The Department of Defense can easily obtain most of the information it requires on minority groups from the literature of scholarly anthropological research The Cultural Information Analysis Center (CINFAC) of the Center for Research in Social Systems maintains an up-to-date computerized index to all anthropological studies produced in the United States, including PhD dissertations, conference papers, and field reports. Studies of military significance are duplicated and distributed by the Defense Documentation Center. Most of the time, the authors of these studies are totally unaware that their research is being used to plan military operations.
Part II deals with the technological war, the contemporary face of warfare. The chapters are so dense with information that smooth reading slows and bumps along, as in a reference book. Early in this section Klare states:
By directly supervising the activities of the Pentagon’s own in-house laboratories, and by controlling the assignment of defense research contracts to universities, think tanks, and private industry, the Director (of Defense Research and Engineering) effectively sets policy for the nation’s scientific and technical community.
The Pentagon’s laboratories are profiled, one after another. One of the major parts of counter-insurgency strategy is a rapid deployment capability — to be able to move an American force of just the proper size, up to an army, anywhere American interests are threatened. This is in large part the story of the CS-A, a nearly-miraculous airplane which can carry tanks, heavy artillary, helicopters, hundreds of soldiers, and which saved the Lockheed Aircraft Corporation from bankruptcy by its price tag (which included a $2 billion cost overrun). The third chapter in this section gives a long account of the development of the electronic battlefield, detailed descriptions of its components, and a notion of the automated warfare that is its future direction. (see “Toys Against the People or Remote Warfare,” Science for the People, January, 1973.)
The chapters in the last section of War Without End discuss mercenary armies and police, which are an integral part of counter-insurgency.
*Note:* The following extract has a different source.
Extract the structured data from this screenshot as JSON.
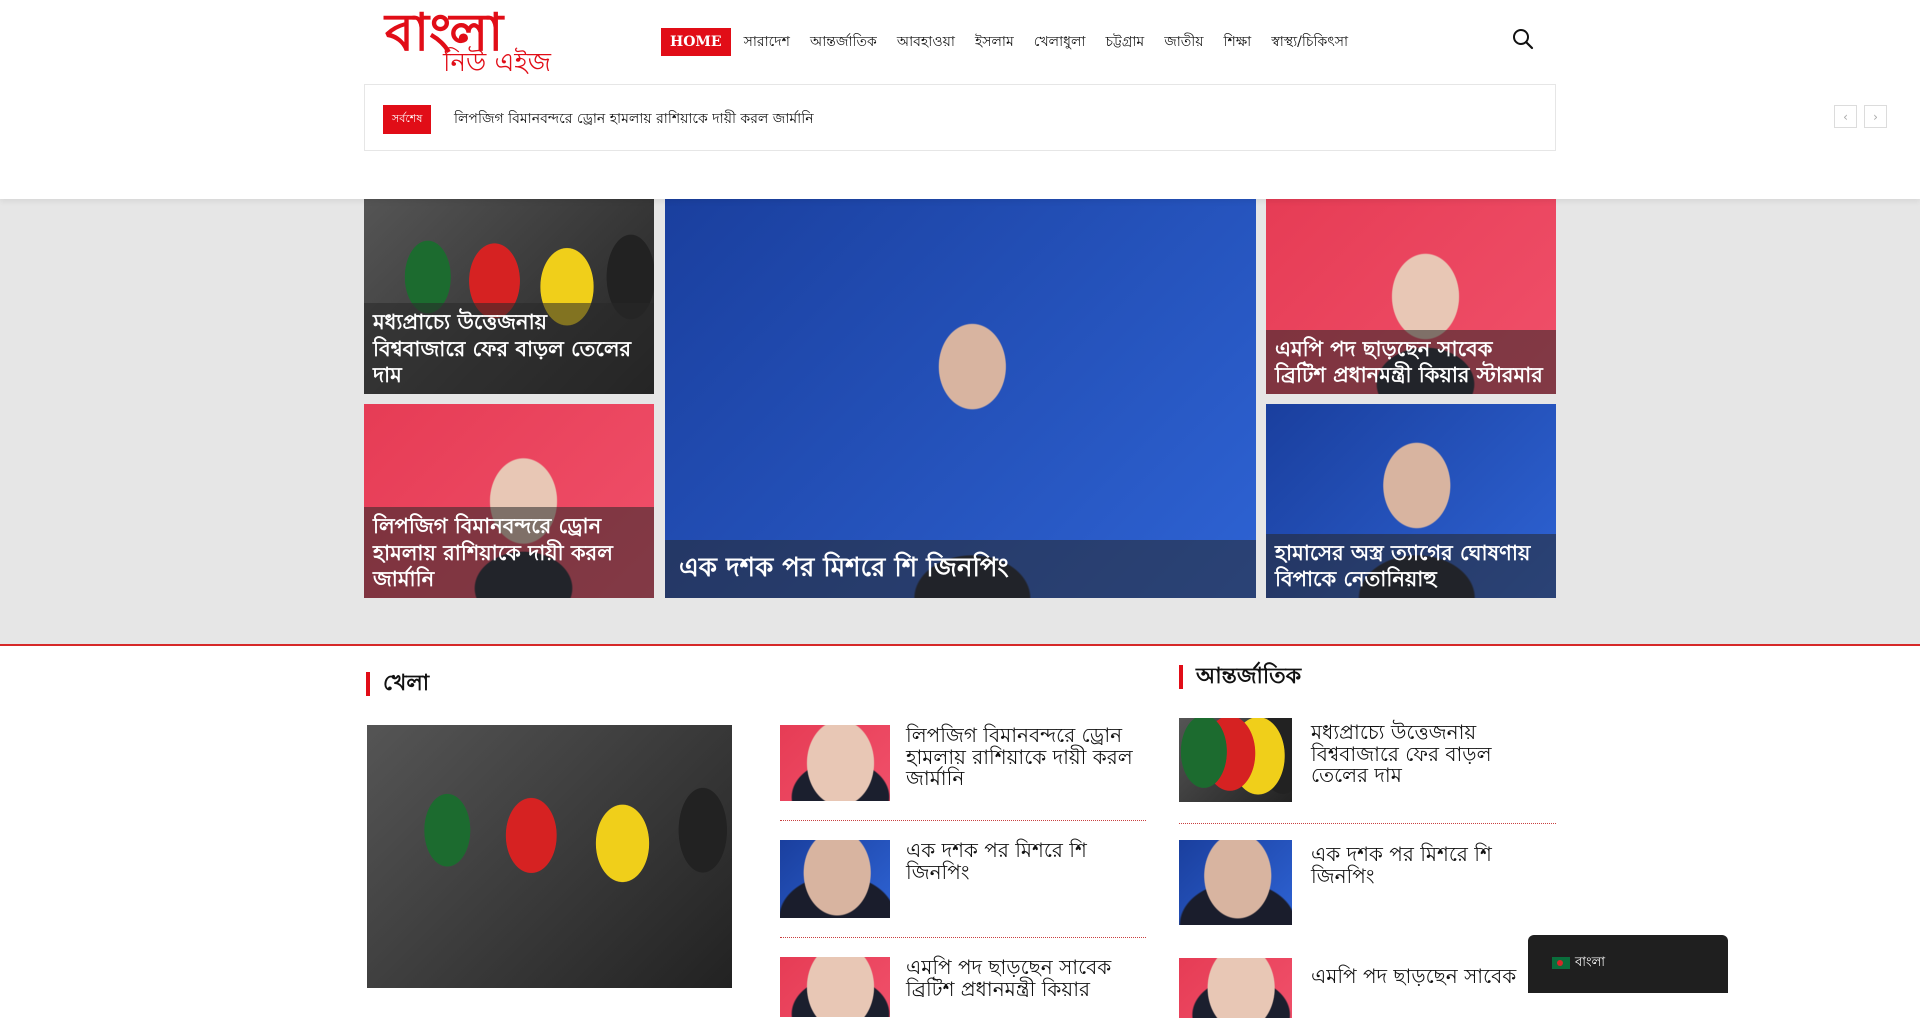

These forces are made up of Third World soldiers whose officers are trained in the U.S. and whose equipment and arms are all American. They make their bread by ensuring that the local elites that command them stay in power to maintain a favorable climate for American investment and trade. Klare looks in detail at Project Agile, whose specialized R&D (research and development) has aided client regimes in Asia. He also discusses police training programs and the role of the military in Latin America. The final chapter discusses the U.S. involvement in Southeast Asia and the various mercenary armies used there, including the Secret Army in Laos. The mercenary forces are extremely important in counter-insurgency strategy, because they form the first line of defense for American interests abroad. Only when they fail must the electronic battlefield and rapidly deployed American forces be brought into play.
Two strong and diametrically opposed social forces create the conditions for perpetual warfare.
Only through revolution can the people of the Third World begin the process of development and acquire some measure of self-dignity; only through counterrevolution can the American business elite preserve its wealth and power. For the United States, the only possible outcome of this global conflict is participation in a long series of limited conflicts, police actions, and stability operations—the War Without End.
In the preface Gabriel Kolka criticizes the scientists and scholars whose value-free bent and narrow specialization have made it convenient for them not to question the limits of American power or the future direction of our society. Klare transcends these limits, combining accurate research and clear writing with a radical perspective.